Hannah Filer in rehearsals for ChessPaul Ashley with permission for Varsity

Kiss Me Kate, the annual CUMTS Gala, Spring Awakening, Chess. All have dazzled ADC audiences over the last year with their immense, detailed, and expertly sharp dance routines. I sat down with Gina Stock, Hannah Filer and Grace Beckett, some of the most prominent choreographers in Cambridge theatre, to find out about the people behind the breathtaking routines that take the ADC stage by storm.
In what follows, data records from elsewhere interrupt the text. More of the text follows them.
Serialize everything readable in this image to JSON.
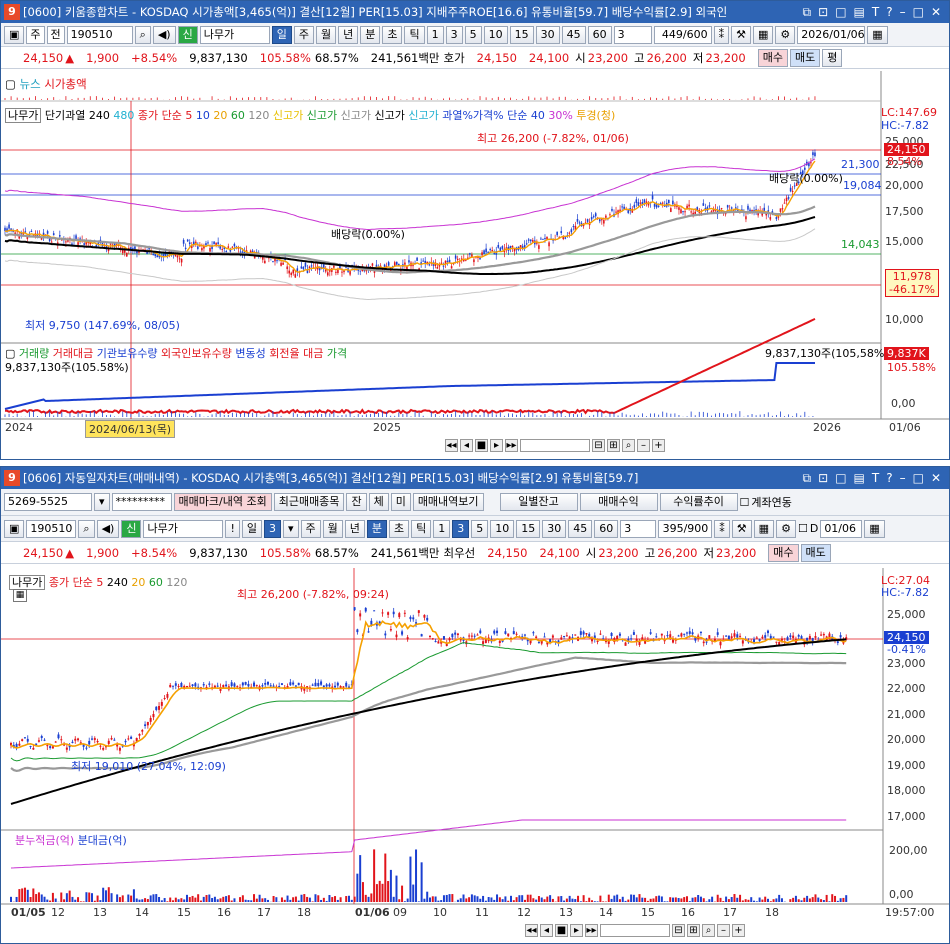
{
  "win1": {
    "title": "[0600] 키움종합차트 - KOSDAQ 시가총액[3,465(억)] 결산[12월] PER[15.03] 지배주주ROE[16.6] 유통비율[59.7] 배당수익률[2.9] 외국인",
    "toolbar": {
      "market": "주",
      "scope": "전",
      "code": "190510",
      "name": "나무가",
      "periods": [
        "일",
        "주",
        "월",
        "년",
        "분",
        "초",
        "틱"
      ],
      "numbers": [
        "1",
        "3",
        "5",
        "10",
        "15",
        "30",
        "45",
        "60"
      ],
      "count_sel": "3",
      "page_count": "449/600",
      "date": "2026/01/06"
    },
    "quote": {
      "price": "24,150",
      "change": "1,900",
      "change_pct": "+8.54%",
      "volume": "9,837,130",
      "vol_ratio": "105.58%",
      "turnover": "68.57%",
      "amount": "241,561백만",
      "ask_label": "호가",
      "ask": "24,150",
      "bid": "24,100",
      "open_label": "시",
      "open": "23,200",
      "high_label": "고",
      "high": "26,200",
      "low_label": "저",
      "low": "23,200",
      "buy": "매수",
      "sell": "매도",
      "eval": "평"
    },
    "news_legend": [
      "뉴스",
      "시가총액"
    ],
    "price_legend": [
      "나무가",
      "단기과열",
      "240",
      "480",
      "종가 단순 5",
      "10",
      "20",
      "60",
      "120",
      "신고가",
      "신고가",
      "신고가",
      "신고가",
      "신고가",
      "과열%가격% 단순 40",
      "30%",
      "투경(청)"
    ],
    "price_axis": [
      "25,000",
      "22,500",
      "20,000",
      "17,500",
      "15,000",
      "12,500",
      "10,000"
    ],
    "annotations": {
      "high": "최고 26,200 (-7.82%, 01/06)",
      "low": "최저 9,750 (147.69%, 08/05)",
      "dividend1": "배당락(0.00%)",
      "dividend2": "배당락(0.00%)",
      "l21300": "21,300",
      "l19084": "19,084",
      "l14043": "14,043",
      "lc": "LC:147.69",
      "hc": "HC:-7.82",
      "cur": "24,150",
      "cur_pct": "8.54%",
      "ma": "11,978",
      "ma_pct": "-46.17%"
    },
    "vol_legend": [
      "거래량",
      "거래대금",
      "기관보유수량",
      "외국인보유수량",
      "변동성",
      "회전율",
      "대금",
      "가격"
    ],
    "vol_annot": "9,837,130주(105,58%)",
    "vol_annot_left": "9,837,130주(105.58%)",
    "vol_tag": "9,837K",
    "vol_pct": "105.58%",
    "vol_zero": "0,00",
    "dates": [
      "2024",
      "2024/06/13(목)",
      "2025",
      "2026"
    ],
    "corner": "01/06"
  },
  "win2": {
    "title": "[0606] 자동일자차트(매매내역) - KOSDAQ 시가총액[3,465(억)] 결산[12월] PER[15.03] 배당수익률[2.9] 유통비율[59.7]",
    "toolbar1": {
      "account": "5269-5525",
      "password": "*********",
      "btn_trade": "매매마크/내역 조회",
      "btn_recent": "최근매매종목",
      "btn_jan": "잔",
      "btn_che": "체",
      "btn_mi": "미",
      "btn_history": "매매내역보기",
      "btn_daily": "일별잔고",
      "btn_profit": "매매수익",
      "btn_trend": "수익률추이",
      "chk_link": "계좌연동"
    },
    "toolbar2": {
      "code": "190510",
      "name": "나무가",
      "period_sel": "일",
      "interval": "3",
      "periods": [
        "주",
        "월",
        "년",
        "분",
        "초",
        "틱"
      ],
      "numbers": [
        "1",
        "3",
        "5",
        "10",
        "15",
        "30",
        "45",
        "60"
      ],
      "count_sel": "3",
      "page_count": "395/900",
      "d_label": "D",
      "date": "01/06"
    },
    "quote": {
      "price": "24,150",
      "change": "1,900",
      "change_pct": "+8.54%",
      "volume": "9,837,130",
      "vol_ratio": "105.58%",
      "turnover": "68.57%",
      "amount": "241,561백만",
      "ask_label": "최우선",
      "ask": "24,150",
      "bid": "24,100",
      "open_label": "시",
      "open": "23,200",
      "high_label": "고",
      "high": "26,200",
      "low_label": "저",
      "low": "23,200",
      "buy": "매수",
      "sell": "매도"
    },
    "price_legend": [
      "나무가",
      "종가 단순 5",
      "240",
      "20",
      "60",
      "120"
    ],
    "price_axis": [
      "25,000",
      "24,000",
      "23,000",
      "22,000",
      "21,000",
      "20,000",
      "19,000",
      "18,000",
      "17,000"
    ],
    "annotations": {
      "high": "최고 26,200 (-7.82%, 09:24)",
      "low": "최저 19,010 (27.04%, 12:09)",
      "lc": "LC:27.04",
      "hc": "HC:-7.82",
      "cur": "24,150",
      "cur_pct": "-0.41%"
    },
    "vol_legend": [
      "분누적금(억)",
      "분대금(억)"
    ],
    "vol_axis": "200,00",
    "vol_zero": "0,00",
    "times": [
      "01/05",
      "12",
      "13",
      "14",
      "15",
      "16",
      "17",
      "18",
      "01/06",
      "09",
      "10",
      "11",
      "12",
      "13",
      "14",
      "15",
      "16",
      "17",
      "18"
    ],
    "clock": "19:57:00"
  },
  "colors": {
    "titlebar": "#2e64b4",
    "up": "#e1141b",
    "down": "#1a3fd1",
    "ma5": "#f5a000",
    "ma240": "#000000",
    "ma120": "#999999",
    "envelope": "#c832d2"
  }
}
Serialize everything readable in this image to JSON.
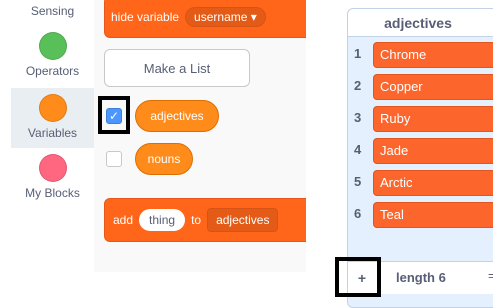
{
  "categories": [
    {
      "label": "Sensing",
      "color": "#5cb1d6"
    },
    {
      "label": "Operators",
      "color": "#59c059"
    },
    {
      "label": "Variables",
      "color": "#ff8c1a",
      "active": true
    },
    {
      "label": "My Blocks",
      "color": "#ff6680"
    }
  ],
  "palette": {
    "hide_variable_label": "hide variable",
    "hide_variable_dropdown": "username ▾",
    "make_list_label": "Make a List",
    "list_reporters": [
      {
        "label": "adjectives",
        "checked": true
      },
      {
        "label": "nouns",
        "checked": false
      }
    ],
    "add_block": {
      "add_label": "add",
      "item_value": "thing",
      "to_label": "to",
      "list_dropdown": "adjectives"
    }
  },
  "monitor": {
    "title": "adjectives",
    "items": [
      {
        "index": "1",
        "value": "Chrome"
      },
      {
        "index": "2",
        "value": "Copper"
      },
      {
        "index": "3",
        "value": "Ruby"
      },
      {
        "index": "4",
        "value": "Jade"
      },
      {
        "index": "5",
        "value": "Arctic"
      },
      {
        "index": "6",
        "value": "Teal"
      }
    ],
    "add_item_label": "+",
    "length_label": "length 6",
    "resize_label": "="
  },
  "colors": {
    "list_block": "#ff661a",
    "list_item": "#fc662c",
    "monitor_bg": "#e5f0ff",
    "checkbox_checked": "#4c97ff"
  }
}
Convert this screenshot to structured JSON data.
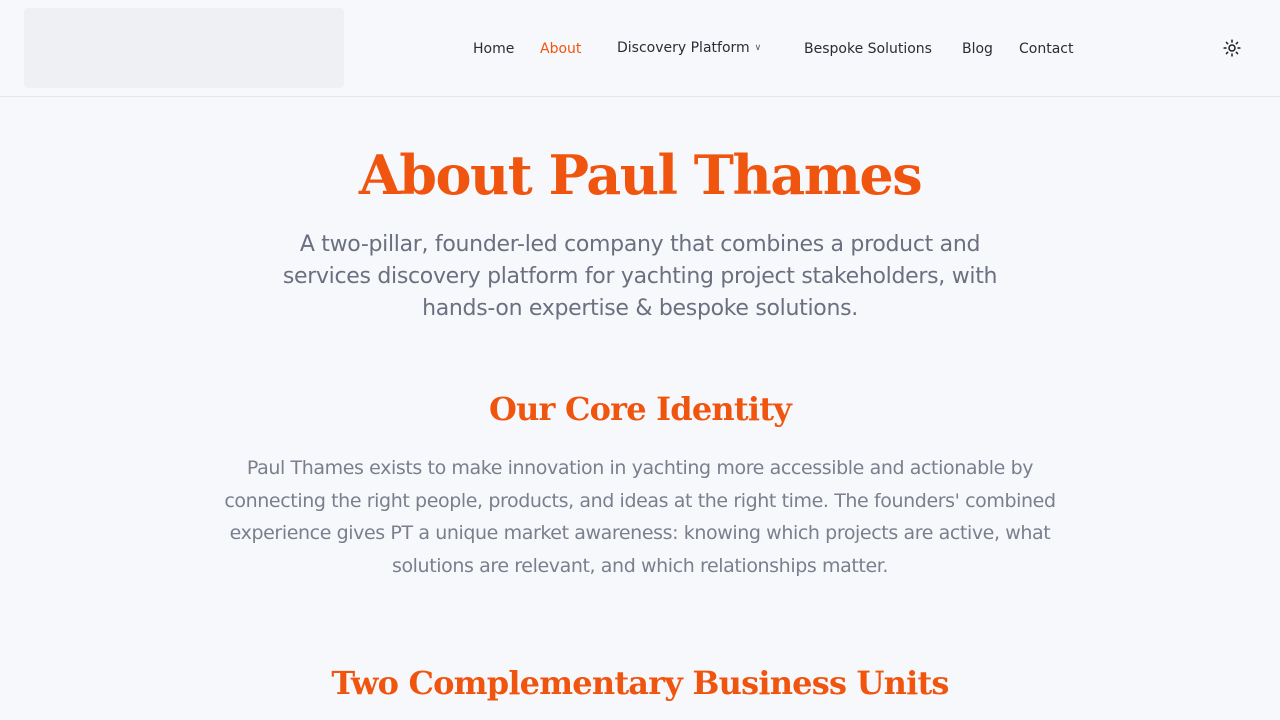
{
  "header": {
    "logo": "",
    "nav": {
      "home": "Home",
      "about": "About",
      "discovery": "Discovery Platform",
      "bespoke": "Bespoke Solutions",
      "blog": "Blog",
      "contact": "Contact"
    },
    "active_item": "About",
    "theme_toggle_icon": "sun-icon"
  },
  "hero": {
    "title": "About Paul Thames",
    "lead": "A two-pillar, founder-led company that combines a product and services discovery platform for yachting project stakeholders, with hands-on expertise & bespoke solutions."
  },
  "core_identity": {
    "heading": "Our Core Identity",
    "body": "Paul Thames exists to make innovation in yachting more accessible and actionable by connecting the right people, products, and ideas at the right time. The founders' combined experience gives PT a unique market awareness: knowing which projects are active, what solutions are relevant, and which relationships matter."
  },
  "business_units": {
    "heading": "Two Complementary Business Units"
  },
  "colors": {
    "accent": "#f0550f",
    "background": "#f7f8fb",
    "muted_text": "#7a7f8e"
  }
}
I wondered how much time goes into choreographing routines before they get taught to cast members. I quickly realised that the answer was more complicated than a number of hours. All three choreographers’ experiences with dance started when they were younger and directly affect the way they create and teach now. Grace and Gina both grew up in the competitive dance world: Grace in Disco Freestyle, Latin and Ballroom; Gina in a whole host of styles. The mix of dance training both have had makes their routines incredibly unique. They become an amalgamation of the styles they trained in and their own constantly developing styles.

“I like to say I have bugger-all dance training!”

Surprisingly, when I asked Hannah about her dance background, she replied: “I like to say I have bugger-all dance training!” Having worked with Hannah and seen her amazing choreography on stage before, I was taken aback. She explained: “it’s so weird, in the dance world, what is considered the minimum amount of training you need to be deemed ‘a dancer’, and I don’t have that!” Hannah danced outside of school until she was 11, before moving to classes in the school curriculum. Behind Hannah, Grace, and Gina are both years of training and a deep love for choreography and dance itself. From the first seconds of each interview, enthusiasm radiated out of each of the women. It was clear to me from the outset that these choreographers love what they do.

With a better understanding of the years of passion-driven work behind each of these dancers, I felt more confident to ask what goes into creating choreography. Compared to choreographing the annual CUMTS Gala, “everything changed” when Grace choreographed Spring Awakening. It took her three weeks of consistent work, compared to the usual “day” spent on Gala routines. She shared how for some numbers, choreography “just came to me,” something which I can attest to from my own choreography practice. When those flashes of inspiration don’t come immediately, Grace’s process begins with listening to the song on repeat and researching other productions of the show, seeing how other people have worked with the music. She decides what styles she likes, and sees if there’s anything she wants to avoid.

“These choreographers have thought out every little detail weeks in advance”

Gina also emphasised the importance of seeing how other choreographers have done numbers. She finds the best choreography comes as a mashup of her own old routines, new moves she’s picked up from going to classes, and moments from other people’s work – “incorporating it into your own work the same way an artist or a painter would.” Grace has endless notebooks of choreography written down in her very own shorthand whilst Gina records and writes down her routines, especially when she’s choreographing for larger groups. She explained: “I’ll draw one formation, either with peoples’ initials or blobs, then the next, and draw arrows to figure out how they get from one to the next.”

For Hannah, context is everything when she choreographs. She explains:“it’s normally me improvising, but it’s not as simple as that.” Before she starts improvising, she considers the music, the tempo, the director’s vision, the functional purpose of the number, the cast’s skill set, and the demands on the cast vocally during that number. There is no such thing as haphazardly throwing together dance moves. These choreographers have thought out every little detail weeks in advance. “My first thought is always make the choreography fit the vibe of the show, not fitting the vibe to the choreography.”


Mountain View

The Sound of Music(als)

Gina finds the process of choreographing time-consuming. “I spent a long time choreographing Kiss Me Kate, to the extent that if we calculated the hours I might have a breakdown! For Chess, I snuck into my local dance studio over the summer, and spent hours on it. People don’t understand how much time goes into it, you don’t just turn up with a little dance and a sing-song, if you want to create something you’re really proud of it takes time.”

The process of choreography is clearly highly demanding. It takes hours of time finding space to dance, blocking out chunks of days for work, and the physical effort of actually dancing. It even consumes a massive amount of the choreographer’s headspace. My conversations with Gina, Hannah and Grace emphasised to me a love for dance. More than anything else, these women have a joy they want to share with others through their choreography.